> WHAT YOU HAVE TO DO:
Write each entry out again exactly as it was given.

> EXTRACTED MATERIAL:
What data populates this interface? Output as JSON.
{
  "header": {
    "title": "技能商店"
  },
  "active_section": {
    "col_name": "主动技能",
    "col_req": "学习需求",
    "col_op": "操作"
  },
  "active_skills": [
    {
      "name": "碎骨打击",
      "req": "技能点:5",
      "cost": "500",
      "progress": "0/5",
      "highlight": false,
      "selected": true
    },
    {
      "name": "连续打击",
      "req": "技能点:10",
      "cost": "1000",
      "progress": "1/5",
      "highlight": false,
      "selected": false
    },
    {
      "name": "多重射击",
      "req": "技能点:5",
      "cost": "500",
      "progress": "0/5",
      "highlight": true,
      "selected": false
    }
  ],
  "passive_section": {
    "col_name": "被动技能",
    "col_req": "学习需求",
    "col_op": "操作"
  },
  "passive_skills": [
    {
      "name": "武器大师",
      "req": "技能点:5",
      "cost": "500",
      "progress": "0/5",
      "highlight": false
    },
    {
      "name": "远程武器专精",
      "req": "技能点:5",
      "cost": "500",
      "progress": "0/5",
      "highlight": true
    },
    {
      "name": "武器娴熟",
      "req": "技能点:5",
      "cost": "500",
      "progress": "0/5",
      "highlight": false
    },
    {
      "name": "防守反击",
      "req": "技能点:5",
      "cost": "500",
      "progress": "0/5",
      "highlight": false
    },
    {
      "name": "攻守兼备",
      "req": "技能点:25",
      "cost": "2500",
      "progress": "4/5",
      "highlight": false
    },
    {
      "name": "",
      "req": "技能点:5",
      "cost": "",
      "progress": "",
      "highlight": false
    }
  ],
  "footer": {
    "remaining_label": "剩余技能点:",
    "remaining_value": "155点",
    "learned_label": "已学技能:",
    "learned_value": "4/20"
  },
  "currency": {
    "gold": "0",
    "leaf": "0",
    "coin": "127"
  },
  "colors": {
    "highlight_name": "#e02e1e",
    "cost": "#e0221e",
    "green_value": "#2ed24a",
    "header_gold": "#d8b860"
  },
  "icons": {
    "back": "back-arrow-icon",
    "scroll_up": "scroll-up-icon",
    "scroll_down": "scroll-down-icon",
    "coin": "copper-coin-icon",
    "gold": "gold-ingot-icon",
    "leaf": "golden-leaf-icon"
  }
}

> ANSWER SPACE:
What data populates this interface? Output as JSON.
{
  "header": {
    "title": "技能商店"
  },
  "active_section": {
    "col_name": "主动技能",
    "col_req": "学习需求",
    "col_op": "操作"
  },
  "active_skills": [
    {
      "name": "碎骨打击",
      "req": "技能点:5",
      "cost": "500",
      "progress": "0/5",
      "highlight": false,
      "selected": true
    },
    {
      "name": "连续打击",
      "req": "技能点:10",
      "cost": "1000",
      "progress": "1/5",
      "highlight": false,
      "selected": false
    },
    {
      "name": "多重射击",
      "req": "技能点:5",
      "cost": "500",
      "progress": "0/5",
      "highlight": true,
      "selected": false
    }
  ],
  "passive_section": {
    "col_name": "被动技能",
    "col_req": "学习需求",
    "col_op": "操作"
  },
  "passive_skills": [
    {
      "name": "武器大师",
      "req": "技能点:5",
      "cost": "500",
      "progress": "0/5",
      "highlight": false
    },
    {
      "name": "远程武器专精",
      "req": "技能点:5",
      "cost": "500",
      "progress": "0/5",
      "highlight": true
    },
    {
      "name": "武器娴熟",
      "req": "技能点:5",
      "cost": "500",
      "progress": "0/5",
      "highlight": false
    },
    {
      "name": "防守反击",
      "req": "技能点:5",
      "cost": "500",
      "progress": "0/5",
      "highlight": false
    },
    {
      "name": "攻守兼备",
      "req": "技能点:25",
      "cost": "2500",
      "progress": "4/5",
      "highlight": false
    },
    {
      "name": "",
      "req": "技能点:5",
      "cost": "",
      "progress": "",
      "highlight": false
    }
  ],
  "footer": {
    "remaining_label": "剩余技能点:",
    "remaining_value": "155点",
    "learned_label": "已学技能:",
    "learned_value": "4/20"
  },
  "currency": {
    "gold": "0",
    "leaf": "0",
    "coin": "127"
  },
  "colors": {
    "highlight_name": "#e02e1e",
    "cost": "#e0221e",
    "green_value": "#2ed24a",
    "header_gold": "#d8b860"
  },
  "icons": {
    "back": "back-arrow-icon",
    "scroll_up": "scroll-up-icon",
    "scroll_down": "scroll-down-icon",
    "coin": "copper-coin-icon",
    "gold": "gold-ingot-icon",
    "leaf": "golden-leaf-icon"
  }
}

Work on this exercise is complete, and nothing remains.